With a mobile tableside ordering system and a sales-team mentality in place plus new menu items on the horizon, The Berg Haus hopes to become a go-to restaurant for folks in the Castle Pines area and beyond.
The sports bar and grill opened in January 2020, and its founders never dreamed there would be a year and half of postponed or canceled sporting events. They couldn’t have seen the supply chain disruptions or the labor shortage the establishment in Castle Pines would face either.
“We’ve been fighting tooth and nail, changing everything,” Bruce Ringgenberg, majority owner and managing partner of The Berg Haus, said with pride about how the company’s adjusted to all that’s been thrown its way since the pandemic began.
Most recently, The Berg Haus has given customers the opportunity to use their phones to place food and beverage orders for dine-in right from their table or bar stool. Servers still greet patrons in person and will take orders the traditional way if that’s what is wanted, Ringgenberg said. But the option for customers to get things started for themselves is also available.
Ringgenberg doesn’t expect or need everyone to self-order. But he thinks some technology-adept regulars will appreciate the expediency of sending their requests straight to the kitchen or bar. If 30% of customers order by phone, Ringgenberg estimates he’ll need two fewer servers on the floor.
“We can still keep the same level of service with fewer people, which is what was the motivator behind it anyway because we couldn’t get people,” he said. It takes a staff of 22 to man the independent neighborhood gastro pub, which can seat nearly 200 people inside and 100 on the patio.
Like most businesses in the nation, The Berg Haus has struggled with labor. It even shrunk down its menu to the basics this spring, offering only wings and burgers for a time, in an effort to simplify the work its short-handed kitchen faced.
The Berg Haus pays its back-of-the-house workers several dollars above minimum wage and has changed the way it compensates staff as part of an effort to keep more qualified people in the kitchen, Ringgenberg said.
“If we don’t have people making food, we don’t have a product to sell and then you’re making zero,” Ringgenberg said he tells his employees.
The Berg Haus is building up its team and expects to have a full crew before the end of May. With some of its part-time workers coming home from college for the summer, The Berg Haus should presently have all the help it needs, Ringgenberg said.
The next step is expanding what the kitchen offers.

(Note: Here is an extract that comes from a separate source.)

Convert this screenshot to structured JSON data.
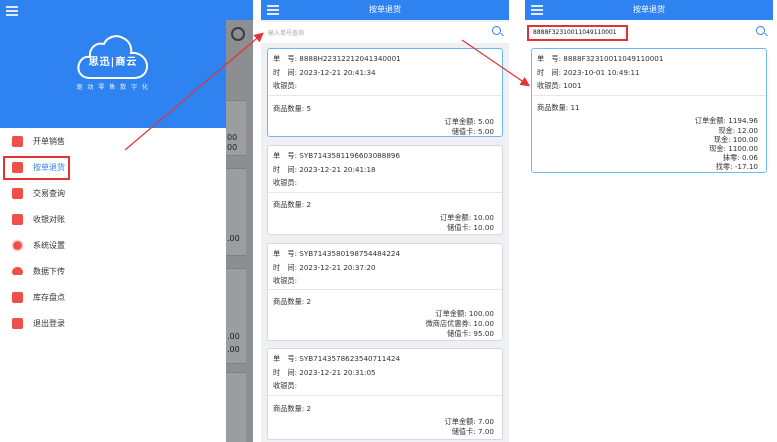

Ringgenberg said customers can look forward to fun food and beverage pairings and new menu items this summer as The Berg Haus strives to earn a place in the heart of its community.
When people want to go out, only a smattering of places immediately occur to them, Ringgenberg said.
“There’s really only five or six that they keep on their mind. … We want to be one of those,” he said. “That’s the goal.”